**What the task asks**.
Determine the number of lines below that contain "kind". Write nothing but that number.

**Source data**.
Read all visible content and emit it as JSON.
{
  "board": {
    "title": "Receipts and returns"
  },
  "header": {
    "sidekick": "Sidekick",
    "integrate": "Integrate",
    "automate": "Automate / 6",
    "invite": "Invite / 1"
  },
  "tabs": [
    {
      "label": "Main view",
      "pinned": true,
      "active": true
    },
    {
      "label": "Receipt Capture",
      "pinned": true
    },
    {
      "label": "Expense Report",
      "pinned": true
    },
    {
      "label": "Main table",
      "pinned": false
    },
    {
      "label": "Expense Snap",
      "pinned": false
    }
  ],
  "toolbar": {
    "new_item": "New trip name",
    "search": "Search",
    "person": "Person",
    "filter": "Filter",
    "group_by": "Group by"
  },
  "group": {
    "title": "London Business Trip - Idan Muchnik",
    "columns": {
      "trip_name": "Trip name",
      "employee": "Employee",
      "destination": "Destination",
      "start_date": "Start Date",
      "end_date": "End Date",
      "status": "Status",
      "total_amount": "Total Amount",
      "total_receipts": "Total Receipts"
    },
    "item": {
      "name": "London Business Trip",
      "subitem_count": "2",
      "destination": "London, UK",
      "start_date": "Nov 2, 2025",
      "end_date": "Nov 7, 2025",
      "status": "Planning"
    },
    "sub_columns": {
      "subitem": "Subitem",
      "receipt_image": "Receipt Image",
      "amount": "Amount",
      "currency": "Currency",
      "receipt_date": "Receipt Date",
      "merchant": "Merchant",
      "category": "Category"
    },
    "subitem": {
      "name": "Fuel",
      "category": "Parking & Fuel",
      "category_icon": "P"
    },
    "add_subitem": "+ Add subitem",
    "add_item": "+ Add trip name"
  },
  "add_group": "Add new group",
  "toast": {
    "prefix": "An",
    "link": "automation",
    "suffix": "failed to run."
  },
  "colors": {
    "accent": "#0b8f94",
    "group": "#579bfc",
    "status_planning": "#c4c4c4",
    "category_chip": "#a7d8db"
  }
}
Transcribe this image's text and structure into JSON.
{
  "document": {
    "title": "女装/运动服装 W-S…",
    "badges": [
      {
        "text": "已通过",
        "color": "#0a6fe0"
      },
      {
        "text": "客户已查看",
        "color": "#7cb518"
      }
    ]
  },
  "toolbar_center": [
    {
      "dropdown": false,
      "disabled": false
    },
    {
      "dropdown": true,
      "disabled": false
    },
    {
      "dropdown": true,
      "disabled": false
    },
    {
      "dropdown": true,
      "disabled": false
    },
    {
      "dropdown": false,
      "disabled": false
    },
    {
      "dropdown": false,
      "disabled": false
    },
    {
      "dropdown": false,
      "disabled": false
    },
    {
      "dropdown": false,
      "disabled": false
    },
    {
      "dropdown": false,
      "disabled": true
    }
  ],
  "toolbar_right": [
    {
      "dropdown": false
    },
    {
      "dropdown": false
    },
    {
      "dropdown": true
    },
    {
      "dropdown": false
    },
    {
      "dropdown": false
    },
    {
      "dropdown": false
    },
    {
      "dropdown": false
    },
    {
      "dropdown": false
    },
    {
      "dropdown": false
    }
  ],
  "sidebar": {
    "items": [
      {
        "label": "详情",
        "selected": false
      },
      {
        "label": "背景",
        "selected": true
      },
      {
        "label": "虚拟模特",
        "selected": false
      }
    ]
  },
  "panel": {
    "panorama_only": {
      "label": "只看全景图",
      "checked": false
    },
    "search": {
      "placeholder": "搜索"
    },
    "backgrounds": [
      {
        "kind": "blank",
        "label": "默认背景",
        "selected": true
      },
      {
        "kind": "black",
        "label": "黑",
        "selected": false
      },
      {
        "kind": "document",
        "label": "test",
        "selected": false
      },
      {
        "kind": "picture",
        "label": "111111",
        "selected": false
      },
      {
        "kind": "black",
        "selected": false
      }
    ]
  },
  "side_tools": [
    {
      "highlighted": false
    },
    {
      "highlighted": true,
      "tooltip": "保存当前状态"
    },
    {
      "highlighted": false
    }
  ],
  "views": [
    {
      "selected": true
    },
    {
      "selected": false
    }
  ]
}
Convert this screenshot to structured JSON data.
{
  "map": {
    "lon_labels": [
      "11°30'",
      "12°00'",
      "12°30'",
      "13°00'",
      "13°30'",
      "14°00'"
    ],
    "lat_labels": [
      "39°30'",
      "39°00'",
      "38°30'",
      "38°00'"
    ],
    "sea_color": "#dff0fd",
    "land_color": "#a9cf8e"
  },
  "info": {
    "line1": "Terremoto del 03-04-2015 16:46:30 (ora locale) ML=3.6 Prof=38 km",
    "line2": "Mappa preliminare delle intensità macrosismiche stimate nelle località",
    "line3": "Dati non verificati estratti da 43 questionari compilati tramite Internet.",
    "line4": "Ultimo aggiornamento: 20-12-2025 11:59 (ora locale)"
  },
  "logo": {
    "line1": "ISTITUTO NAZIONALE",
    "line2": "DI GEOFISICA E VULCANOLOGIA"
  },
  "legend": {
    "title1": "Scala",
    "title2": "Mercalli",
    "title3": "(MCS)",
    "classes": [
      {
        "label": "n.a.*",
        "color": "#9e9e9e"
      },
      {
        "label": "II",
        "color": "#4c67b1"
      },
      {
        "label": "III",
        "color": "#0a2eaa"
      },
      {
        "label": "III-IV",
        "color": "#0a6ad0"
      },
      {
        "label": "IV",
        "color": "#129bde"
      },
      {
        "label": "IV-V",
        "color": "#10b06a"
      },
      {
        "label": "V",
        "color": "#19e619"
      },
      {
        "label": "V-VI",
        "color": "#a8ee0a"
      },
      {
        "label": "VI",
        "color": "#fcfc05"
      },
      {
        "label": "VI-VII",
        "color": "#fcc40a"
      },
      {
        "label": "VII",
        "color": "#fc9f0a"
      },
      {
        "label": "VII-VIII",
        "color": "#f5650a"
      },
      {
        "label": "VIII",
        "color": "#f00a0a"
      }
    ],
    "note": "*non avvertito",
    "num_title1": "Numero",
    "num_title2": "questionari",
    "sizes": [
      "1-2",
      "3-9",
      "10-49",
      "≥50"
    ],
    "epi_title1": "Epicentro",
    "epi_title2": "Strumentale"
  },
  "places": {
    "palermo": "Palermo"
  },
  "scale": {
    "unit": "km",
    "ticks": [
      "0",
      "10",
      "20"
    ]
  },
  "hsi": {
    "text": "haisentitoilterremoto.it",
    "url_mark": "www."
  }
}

**Answer to this task**.
5